=== What this task involves ===
Which lines in the entries below contain the string "time"? Show each of them in full.

=== Data for this exercise ===

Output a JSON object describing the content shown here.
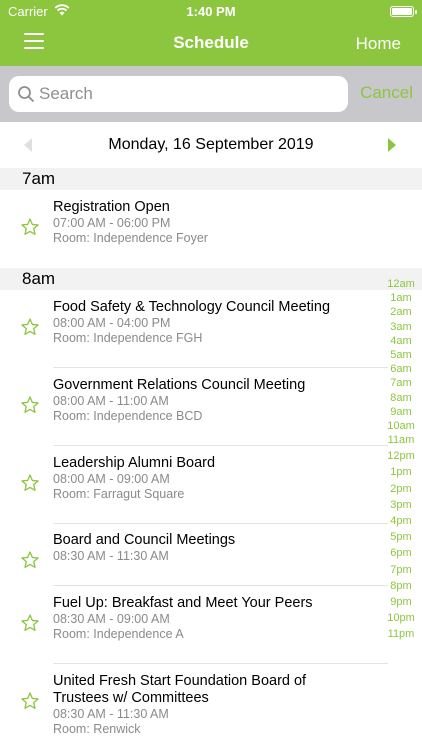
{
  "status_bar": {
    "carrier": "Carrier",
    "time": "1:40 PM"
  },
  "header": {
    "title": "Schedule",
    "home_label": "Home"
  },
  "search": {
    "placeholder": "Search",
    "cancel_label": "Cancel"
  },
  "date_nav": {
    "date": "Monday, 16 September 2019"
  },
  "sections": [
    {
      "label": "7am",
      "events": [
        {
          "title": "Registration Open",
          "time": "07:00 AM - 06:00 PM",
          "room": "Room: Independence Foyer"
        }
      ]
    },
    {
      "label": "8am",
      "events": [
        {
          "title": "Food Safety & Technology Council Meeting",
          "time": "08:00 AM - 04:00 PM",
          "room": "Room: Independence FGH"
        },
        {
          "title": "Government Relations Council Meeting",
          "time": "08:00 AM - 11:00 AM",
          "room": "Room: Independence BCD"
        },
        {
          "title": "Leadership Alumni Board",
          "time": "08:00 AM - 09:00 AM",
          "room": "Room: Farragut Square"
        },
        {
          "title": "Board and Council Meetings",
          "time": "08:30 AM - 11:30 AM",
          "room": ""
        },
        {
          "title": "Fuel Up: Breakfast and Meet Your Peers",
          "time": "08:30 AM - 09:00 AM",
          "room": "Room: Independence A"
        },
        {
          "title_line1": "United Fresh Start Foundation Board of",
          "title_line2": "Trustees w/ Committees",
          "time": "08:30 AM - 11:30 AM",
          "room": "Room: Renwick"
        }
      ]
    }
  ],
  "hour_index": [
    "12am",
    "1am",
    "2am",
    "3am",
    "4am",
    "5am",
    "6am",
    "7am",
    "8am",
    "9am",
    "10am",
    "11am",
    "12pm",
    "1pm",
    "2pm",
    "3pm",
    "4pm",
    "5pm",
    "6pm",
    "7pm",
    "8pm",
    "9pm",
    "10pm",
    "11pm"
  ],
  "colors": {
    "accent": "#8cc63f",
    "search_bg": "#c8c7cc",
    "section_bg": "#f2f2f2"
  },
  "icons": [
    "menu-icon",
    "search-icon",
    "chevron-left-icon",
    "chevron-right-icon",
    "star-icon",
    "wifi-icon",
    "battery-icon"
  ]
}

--

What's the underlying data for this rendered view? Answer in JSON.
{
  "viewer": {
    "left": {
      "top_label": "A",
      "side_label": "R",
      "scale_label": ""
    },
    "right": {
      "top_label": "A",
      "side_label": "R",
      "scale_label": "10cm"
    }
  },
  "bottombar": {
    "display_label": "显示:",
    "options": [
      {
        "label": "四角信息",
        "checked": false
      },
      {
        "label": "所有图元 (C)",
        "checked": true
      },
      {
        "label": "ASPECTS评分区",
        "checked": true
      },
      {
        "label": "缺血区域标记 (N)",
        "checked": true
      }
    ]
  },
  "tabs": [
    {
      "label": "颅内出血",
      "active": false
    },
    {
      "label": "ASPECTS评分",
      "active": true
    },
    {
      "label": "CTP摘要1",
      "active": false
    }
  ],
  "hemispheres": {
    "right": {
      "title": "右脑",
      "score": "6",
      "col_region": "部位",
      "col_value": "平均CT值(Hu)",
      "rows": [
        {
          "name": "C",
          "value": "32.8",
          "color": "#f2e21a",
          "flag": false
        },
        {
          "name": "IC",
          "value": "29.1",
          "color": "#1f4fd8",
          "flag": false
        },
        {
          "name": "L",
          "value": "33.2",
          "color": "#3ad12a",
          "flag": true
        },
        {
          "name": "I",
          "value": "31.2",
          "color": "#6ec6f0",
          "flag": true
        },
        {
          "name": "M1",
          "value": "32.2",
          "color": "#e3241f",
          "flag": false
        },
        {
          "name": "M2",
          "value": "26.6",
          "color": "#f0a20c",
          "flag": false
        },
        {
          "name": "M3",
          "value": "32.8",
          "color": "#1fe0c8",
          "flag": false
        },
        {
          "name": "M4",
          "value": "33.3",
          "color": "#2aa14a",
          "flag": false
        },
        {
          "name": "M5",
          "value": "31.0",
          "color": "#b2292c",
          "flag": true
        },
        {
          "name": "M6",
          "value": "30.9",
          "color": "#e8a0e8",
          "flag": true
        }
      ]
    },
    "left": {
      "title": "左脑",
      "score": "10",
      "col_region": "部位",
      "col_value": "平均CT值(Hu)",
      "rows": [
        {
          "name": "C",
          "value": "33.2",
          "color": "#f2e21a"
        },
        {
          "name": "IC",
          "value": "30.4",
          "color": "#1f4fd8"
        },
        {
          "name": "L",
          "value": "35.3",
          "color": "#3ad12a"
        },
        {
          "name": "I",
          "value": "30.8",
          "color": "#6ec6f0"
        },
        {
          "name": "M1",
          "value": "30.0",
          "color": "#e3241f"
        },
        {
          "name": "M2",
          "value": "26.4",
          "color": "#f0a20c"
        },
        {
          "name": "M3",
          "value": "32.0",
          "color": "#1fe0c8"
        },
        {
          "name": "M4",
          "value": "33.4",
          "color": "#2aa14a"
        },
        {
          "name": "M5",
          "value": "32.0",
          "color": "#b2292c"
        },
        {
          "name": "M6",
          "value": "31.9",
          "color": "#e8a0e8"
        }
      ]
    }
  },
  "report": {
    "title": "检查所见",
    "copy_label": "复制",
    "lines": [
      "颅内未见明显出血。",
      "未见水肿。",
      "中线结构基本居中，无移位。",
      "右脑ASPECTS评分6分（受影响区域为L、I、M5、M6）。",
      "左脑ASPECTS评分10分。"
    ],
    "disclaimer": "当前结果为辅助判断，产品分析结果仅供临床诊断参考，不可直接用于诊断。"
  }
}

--

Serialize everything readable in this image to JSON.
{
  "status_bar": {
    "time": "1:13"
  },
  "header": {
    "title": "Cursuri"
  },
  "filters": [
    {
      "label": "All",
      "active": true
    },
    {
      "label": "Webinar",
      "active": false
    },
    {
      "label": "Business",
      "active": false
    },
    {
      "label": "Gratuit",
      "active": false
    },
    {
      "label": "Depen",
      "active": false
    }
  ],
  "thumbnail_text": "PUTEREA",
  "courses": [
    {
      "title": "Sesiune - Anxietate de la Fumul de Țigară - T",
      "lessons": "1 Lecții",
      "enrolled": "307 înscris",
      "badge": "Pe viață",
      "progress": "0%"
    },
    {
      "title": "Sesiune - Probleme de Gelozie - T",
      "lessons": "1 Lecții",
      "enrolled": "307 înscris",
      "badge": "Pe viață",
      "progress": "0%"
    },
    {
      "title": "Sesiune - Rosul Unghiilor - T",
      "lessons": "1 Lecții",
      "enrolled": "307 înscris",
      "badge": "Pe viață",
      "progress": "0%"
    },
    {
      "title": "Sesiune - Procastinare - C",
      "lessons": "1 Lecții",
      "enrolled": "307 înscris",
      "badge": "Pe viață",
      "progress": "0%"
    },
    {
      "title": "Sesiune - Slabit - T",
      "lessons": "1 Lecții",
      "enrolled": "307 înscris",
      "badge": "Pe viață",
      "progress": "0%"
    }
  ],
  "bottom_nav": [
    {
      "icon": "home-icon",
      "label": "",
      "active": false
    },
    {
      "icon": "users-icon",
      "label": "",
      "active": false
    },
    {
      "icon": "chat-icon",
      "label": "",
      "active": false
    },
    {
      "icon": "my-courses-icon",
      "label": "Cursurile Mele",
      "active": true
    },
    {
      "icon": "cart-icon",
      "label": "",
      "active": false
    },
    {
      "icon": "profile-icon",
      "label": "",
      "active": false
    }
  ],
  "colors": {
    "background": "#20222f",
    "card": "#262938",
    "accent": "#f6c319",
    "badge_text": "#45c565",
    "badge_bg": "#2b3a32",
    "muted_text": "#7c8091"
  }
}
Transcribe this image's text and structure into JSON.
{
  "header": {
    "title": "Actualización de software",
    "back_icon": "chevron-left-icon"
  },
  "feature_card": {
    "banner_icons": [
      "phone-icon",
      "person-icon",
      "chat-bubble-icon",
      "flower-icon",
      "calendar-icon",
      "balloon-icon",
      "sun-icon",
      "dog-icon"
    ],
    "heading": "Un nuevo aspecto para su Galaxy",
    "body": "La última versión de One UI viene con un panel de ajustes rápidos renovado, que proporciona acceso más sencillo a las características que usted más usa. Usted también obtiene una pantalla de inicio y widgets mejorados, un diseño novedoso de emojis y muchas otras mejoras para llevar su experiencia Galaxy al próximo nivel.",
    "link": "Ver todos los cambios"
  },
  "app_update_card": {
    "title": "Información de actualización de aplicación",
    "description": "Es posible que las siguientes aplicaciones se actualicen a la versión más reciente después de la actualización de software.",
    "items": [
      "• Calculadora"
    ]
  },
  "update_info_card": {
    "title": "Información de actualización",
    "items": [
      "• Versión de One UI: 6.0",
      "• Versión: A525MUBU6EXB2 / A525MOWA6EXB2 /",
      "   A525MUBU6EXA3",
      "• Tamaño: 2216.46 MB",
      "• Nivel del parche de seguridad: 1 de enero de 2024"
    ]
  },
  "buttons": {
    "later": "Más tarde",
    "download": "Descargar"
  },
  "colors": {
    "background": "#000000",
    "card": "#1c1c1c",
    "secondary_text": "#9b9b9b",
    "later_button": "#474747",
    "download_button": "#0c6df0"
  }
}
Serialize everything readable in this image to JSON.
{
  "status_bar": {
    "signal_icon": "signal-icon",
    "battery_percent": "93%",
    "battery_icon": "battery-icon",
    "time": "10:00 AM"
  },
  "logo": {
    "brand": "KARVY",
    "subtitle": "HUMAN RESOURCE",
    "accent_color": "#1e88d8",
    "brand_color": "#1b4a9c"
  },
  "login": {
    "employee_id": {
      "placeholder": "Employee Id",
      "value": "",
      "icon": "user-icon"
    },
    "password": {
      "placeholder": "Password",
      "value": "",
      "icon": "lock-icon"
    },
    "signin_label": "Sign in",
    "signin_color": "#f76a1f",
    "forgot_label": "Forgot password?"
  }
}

=== Result of the task ===
    "time": "1:40 PM"
          "time": "07:00 AM - 06:00 PM",
          "time": "08:00 AM - 04:00 PM",
          "time": "08:00 AM - 11:00 AM",
          "time": "08:00 AM - 09:00 AM",
          "time": "08:30 AM - 11:30 AM",
          "time": "08:30 AM - 09:00 AM",
          "time": "08:30 AM - 11:30 AM",
    "time": "1:13"
    "time": "10:00 AM"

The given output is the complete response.